═════ RECORDED DATA ═════

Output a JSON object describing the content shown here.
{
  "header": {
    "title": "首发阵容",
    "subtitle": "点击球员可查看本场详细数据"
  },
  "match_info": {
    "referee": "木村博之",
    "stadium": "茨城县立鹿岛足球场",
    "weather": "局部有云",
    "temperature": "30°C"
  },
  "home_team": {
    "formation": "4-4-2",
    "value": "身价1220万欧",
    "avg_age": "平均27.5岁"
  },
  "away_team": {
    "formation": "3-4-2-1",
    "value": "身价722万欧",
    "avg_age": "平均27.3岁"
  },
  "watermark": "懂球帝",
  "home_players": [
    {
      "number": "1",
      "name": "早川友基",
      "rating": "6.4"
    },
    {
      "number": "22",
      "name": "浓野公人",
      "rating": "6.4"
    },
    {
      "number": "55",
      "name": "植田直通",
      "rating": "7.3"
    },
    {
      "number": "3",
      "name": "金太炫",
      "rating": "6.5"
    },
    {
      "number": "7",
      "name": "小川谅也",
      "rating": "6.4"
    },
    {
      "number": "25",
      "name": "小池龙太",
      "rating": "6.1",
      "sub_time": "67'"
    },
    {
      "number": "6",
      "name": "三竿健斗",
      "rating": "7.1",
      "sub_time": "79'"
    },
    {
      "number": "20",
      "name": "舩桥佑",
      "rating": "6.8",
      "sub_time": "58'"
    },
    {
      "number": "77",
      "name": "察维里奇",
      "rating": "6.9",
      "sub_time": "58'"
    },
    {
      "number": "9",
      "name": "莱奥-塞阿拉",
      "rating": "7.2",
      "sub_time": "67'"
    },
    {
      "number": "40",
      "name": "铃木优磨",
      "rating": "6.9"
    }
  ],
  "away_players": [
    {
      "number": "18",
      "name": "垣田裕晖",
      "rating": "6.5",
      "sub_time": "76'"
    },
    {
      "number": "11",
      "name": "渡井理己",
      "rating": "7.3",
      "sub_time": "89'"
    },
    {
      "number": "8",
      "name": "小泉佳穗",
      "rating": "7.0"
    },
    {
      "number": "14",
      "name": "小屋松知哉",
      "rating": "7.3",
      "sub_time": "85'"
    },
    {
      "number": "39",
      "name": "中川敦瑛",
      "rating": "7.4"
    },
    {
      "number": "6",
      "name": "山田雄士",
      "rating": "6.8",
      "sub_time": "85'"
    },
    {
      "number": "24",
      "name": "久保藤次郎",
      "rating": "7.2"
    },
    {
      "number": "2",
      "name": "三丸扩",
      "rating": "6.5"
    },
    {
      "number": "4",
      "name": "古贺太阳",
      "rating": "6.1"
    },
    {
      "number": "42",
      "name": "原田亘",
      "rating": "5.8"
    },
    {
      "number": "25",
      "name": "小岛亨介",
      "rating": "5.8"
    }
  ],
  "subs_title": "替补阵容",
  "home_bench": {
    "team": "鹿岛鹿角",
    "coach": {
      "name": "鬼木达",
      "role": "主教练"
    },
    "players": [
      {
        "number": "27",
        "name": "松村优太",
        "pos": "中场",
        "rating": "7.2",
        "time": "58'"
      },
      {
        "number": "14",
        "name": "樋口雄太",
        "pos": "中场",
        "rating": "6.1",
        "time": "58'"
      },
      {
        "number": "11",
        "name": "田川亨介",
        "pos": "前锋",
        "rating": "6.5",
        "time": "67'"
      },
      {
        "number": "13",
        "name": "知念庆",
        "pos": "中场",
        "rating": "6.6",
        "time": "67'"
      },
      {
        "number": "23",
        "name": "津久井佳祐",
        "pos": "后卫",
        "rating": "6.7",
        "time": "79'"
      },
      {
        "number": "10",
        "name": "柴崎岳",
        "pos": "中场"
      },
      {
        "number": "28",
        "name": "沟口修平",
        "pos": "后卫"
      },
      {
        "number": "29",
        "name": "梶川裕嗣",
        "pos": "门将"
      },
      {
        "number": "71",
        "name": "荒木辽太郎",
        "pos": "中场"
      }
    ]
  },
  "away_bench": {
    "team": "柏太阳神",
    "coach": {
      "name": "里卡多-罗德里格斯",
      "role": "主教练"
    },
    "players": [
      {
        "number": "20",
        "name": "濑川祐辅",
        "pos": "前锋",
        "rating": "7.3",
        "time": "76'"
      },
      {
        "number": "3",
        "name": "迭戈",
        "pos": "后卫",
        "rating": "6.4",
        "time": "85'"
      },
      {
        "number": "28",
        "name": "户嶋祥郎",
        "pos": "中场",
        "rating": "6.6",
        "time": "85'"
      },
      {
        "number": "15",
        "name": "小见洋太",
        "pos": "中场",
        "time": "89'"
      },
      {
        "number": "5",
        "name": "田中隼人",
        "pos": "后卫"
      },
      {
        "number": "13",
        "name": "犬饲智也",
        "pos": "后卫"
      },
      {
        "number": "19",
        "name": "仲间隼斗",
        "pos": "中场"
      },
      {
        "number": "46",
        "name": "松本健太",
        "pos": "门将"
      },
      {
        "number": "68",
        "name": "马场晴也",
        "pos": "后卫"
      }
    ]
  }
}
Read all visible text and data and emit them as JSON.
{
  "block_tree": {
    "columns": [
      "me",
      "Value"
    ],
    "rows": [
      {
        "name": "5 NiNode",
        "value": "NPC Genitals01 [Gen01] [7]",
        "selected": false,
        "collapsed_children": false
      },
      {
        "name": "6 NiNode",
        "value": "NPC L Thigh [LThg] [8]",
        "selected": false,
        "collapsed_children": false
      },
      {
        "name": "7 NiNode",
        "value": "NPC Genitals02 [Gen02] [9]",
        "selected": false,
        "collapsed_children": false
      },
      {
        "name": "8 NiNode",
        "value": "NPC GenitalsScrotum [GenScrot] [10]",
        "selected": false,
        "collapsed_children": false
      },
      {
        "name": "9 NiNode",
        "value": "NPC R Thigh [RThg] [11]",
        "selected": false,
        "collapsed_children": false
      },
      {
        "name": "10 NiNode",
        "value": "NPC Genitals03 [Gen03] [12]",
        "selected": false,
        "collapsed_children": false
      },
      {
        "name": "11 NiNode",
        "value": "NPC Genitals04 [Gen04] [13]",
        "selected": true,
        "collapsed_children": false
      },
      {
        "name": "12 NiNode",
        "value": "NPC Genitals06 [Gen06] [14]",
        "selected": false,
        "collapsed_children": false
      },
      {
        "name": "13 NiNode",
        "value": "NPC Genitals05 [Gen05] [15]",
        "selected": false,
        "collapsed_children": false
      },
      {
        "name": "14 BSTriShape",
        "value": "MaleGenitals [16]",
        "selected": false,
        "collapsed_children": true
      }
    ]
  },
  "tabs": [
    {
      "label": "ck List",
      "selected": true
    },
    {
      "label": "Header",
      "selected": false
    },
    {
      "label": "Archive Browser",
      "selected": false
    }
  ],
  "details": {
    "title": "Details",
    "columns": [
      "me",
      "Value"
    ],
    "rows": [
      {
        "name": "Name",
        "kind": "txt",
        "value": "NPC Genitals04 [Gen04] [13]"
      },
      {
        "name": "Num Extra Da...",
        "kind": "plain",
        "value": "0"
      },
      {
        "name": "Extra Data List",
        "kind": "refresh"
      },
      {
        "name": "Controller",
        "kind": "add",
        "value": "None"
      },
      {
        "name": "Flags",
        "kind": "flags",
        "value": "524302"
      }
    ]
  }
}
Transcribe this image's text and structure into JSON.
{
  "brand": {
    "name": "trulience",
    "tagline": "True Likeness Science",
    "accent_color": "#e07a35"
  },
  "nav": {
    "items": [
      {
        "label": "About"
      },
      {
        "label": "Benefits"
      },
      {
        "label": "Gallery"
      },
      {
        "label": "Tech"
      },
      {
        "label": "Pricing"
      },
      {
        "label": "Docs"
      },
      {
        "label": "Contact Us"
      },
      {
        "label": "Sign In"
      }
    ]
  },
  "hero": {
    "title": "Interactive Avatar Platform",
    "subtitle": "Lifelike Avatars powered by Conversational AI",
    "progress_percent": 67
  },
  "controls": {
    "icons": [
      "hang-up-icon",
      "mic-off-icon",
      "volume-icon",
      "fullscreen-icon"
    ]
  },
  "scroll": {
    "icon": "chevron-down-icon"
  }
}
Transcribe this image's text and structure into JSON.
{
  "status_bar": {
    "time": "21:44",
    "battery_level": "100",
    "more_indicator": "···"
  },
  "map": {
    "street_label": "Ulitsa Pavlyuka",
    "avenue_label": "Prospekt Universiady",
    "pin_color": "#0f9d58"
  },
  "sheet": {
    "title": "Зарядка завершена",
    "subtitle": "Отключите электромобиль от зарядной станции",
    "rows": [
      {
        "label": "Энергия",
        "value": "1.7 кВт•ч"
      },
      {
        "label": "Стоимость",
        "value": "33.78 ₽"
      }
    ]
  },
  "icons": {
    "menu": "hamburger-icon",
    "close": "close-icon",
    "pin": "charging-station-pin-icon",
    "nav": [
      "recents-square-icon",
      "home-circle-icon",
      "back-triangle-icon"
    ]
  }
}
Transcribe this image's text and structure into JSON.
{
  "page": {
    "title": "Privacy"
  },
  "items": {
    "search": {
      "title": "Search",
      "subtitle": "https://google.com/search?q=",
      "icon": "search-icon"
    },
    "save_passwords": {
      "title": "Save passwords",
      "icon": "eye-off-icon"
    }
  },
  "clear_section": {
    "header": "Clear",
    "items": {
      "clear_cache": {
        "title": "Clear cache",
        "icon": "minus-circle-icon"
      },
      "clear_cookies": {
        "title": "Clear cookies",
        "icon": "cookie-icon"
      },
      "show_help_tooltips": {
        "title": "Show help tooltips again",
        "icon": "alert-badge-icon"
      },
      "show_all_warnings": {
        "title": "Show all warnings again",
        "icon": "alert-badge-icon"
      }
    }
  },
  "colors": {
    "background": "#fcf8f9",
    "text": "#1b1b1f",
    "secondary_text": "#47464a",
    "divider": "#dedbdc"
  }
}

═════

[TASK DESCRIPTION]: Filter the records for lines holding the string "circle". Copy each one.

[YOUR SOLUTION]:
      "home-circle-icon",
        "icon": "minus-circle-icon"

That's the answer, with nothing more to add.